*THE PROBLEM*:
Work out how many lines of the material below contain the word "subtitle", then write that number alone.

*RECORD SET*:
>>
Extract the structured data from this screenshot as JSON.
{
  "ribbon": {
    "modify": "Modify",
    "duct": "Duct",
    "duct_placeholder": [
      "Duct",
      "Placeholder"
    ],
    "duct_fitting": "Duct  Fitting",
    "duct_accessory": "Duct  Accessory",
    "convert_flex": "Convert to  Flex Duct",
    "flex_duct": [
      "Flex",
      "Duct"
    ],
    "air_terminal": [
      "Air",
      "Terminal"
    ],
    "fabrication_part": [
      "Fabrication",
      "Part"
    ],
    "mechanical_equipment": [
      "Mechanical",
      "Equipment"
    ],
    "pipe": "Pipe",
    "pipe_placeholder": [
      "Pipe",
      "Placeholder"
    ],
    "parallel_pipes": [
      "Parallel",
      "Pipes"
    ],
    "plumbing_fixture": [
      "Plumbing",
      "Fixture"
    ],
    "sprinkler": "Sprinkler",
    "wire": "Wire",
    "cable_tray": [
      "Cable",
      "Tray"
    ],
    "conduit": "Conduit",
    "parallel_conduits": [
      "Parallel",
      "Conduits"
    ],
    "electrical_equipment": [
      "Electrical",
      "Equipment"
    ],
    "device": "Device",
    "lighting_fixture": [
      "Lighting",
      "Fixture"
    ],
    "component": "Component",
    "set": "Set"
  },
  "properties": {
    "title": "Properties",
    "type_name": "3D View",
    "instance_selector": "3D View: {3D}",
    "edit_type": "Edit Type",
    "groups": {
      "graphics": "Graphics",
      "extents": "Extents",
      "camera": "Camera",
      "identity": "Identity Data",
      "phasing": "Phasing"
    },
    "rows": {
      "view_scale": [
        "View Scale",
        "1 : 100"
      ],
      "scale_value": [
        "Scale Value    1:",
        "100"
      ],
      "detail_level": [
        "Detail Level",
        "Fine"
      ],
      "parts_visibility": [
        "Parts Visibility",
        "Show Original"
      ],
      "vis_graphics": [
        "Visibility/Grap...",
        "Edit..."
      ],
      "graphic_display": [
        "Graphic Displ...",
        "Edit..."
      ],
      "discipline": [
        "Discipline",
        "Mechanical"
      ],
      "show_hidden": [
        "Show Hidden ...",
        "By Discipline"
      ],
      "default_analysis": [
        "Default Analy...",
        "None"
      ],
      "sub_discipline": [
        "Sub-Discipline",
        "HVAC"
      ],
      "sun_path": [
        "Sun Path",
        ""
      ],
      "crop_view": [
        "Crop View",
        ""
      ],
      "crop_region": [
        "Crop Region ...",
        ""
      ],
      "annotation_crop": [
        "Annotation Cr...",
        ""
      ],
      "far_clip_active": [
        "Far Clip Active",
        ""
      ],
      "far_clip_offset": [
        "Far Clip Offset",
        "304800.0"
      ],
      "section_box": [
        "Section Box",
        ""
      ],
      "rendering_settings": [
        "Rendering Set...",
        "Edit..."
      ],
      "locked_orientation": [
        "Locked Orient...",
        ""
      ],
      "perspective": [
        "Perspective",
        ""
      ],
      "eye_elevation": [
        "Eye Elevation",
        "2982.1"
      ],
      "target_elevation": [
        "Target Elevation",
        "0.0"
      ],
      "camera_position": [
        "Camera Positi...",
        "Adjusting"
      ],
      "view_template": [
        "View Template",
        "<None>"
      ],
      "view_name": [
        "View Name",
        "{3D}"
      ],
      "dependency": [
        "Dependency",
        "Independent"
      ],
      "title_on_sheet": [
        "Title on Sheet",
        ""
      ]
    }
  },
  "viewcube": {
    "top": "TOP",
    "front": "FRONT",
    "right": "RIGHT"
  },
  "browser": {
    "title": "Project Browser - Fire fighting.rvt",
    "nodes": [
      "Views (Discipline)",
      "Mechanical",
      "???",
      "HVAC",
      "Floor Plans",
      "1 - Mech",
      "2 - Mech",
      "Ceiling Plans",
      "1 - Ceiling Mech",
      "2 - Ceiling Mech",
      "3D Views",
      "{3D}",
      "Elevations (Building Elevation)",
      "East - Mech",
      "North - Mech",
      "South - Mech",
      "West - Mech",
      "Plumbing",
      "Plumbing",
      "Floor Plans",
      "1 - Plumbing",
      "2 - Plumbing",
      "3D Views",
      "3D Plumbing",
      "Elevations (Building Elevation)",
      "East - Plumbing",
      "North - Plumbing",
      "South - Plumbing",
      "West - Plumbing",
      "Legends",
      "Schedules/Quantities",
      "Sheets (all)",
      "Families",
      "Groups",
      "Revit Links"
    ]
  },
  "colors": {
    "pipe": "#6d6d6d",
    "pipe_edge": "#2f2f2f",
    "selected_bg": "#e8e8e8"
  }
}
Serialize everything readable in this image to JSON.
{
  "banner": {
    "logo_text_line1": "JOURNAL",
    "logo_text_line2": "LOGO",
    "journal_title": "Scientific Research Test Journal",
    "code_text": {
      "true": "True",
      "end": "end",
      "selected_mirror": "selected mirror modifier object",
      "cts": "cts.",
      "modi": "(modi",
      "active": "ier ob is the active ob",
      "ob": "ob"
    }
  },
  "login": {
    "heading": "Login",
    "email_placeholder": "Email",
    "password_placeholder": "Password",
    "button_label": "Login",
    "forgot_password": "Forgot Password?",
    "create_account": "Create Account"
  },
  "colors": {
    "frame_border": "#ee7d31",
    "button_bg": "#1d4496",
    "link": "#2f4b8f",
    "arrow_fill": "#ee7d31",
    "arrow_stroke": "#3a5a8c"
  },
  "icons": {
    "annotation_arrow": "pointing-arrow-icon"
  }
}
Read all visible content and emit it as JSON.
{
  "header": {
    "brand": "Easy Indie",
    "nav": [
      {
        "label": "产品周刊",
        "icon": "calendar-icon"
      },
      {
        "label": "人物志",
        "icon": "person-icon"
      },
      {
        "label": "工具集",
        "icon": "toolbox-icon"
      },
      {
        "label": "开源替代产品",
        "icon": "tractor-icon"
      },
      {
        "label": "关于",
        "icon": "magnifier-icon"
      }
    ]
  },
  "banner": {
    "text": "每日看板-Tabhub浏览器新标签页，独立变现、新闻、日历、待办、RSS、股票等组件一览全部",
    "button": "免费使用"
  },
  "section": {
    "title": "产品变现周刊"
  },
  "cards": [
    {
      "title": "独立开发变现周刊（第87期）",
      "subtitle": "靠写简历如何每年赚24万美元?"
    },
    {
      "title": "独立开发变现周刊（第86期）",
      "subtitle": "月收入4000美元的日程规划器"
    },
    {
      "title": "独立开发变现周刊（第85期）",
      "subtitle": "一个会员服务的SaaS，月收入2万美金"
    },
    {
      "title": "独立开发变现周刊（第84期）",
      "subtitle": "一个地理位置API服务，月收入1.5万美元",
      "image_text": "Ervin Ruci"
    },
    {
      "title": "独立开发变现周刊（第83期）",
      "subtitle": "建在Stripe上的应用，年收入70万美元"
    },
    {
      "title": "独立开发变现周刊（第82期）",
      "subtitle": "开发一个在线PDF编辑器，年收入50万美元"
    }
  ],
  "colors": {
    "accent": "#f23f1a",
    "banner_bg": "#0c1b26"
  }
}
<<
*REPLY TO THE TASK*:
6